From BBC News:
David Cecil says he is delighted by the ruling
Mr Cecil told the BBC the case was dismissed either because of a “lack of will or a lack of evidence” to try him.
He was arrested in September for “disobeying lawful orders”, because the play The River and the Mountain was performed without authorisation.
Homosexual acts are illegal in socially conservative Uganda.
The Ugandan parliament is considering legislation aimed at increasing penalties for homosexual acts.
Mr Cecil faced up to two years in jail if convicted.
He was freed on bail of 500,000 shillings ($200; £124).
Mr Cecil told the BBC he was delighted by the magistrate’s decision to dismiss the case, although it could be reopened.
“Today’s [Wednesday’s] outcome demonstrates there is a functioning judiciary in Uganda and it has restored my faith in Ugandan society,” Mr Cecil said.
The prosecution told the magistrate that police had not yet given them a case file, he said.
“This indicates the investigation has either stalled or they don’t have enough evidence,” Mr Cecil added.
The play, which tells the story of a gay businessman killed by his own employees, was performed at two theatres in the Ugandan capital, Kampala, in August.
Uganda’s Daily Monitor newspaper reported at the time that the Media Council had warned the play’s backers not to perform it until it had been approved.
Mr Cecil told the BBC he would not stage the play again, because cuts ordered by the Media Council would “disembowel” the production, he said.

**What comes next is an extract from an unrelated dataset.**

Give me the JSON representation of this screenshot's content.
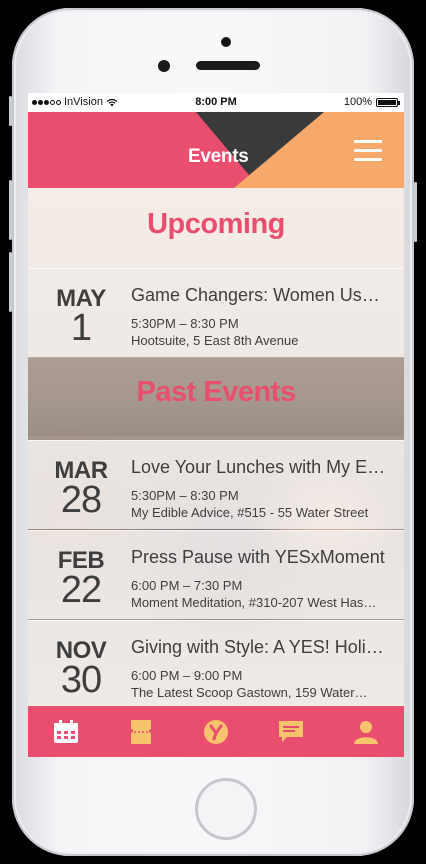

Gay people have faced physical attacks and social rejection in Uganda.
In 2011, activist David Kato was beaten to death but police denied this was related to his sexuality.
Last month, Uganda’s parliament debated a bill to increase sentences for people convicted of homosexuality.
The original version of the bill stipulated the death penalty for some homosexual acts but this has reportedly been dropped in favour of a life sentence.
Ugandan President Yoweri Museveni last month said gay people should not be killed or persecuted, but he also stressed homosexuality should not be promoted either.
The bill was first introduced in 2009, sparking an international outcry.
US President Barack Obama described it as “odious”.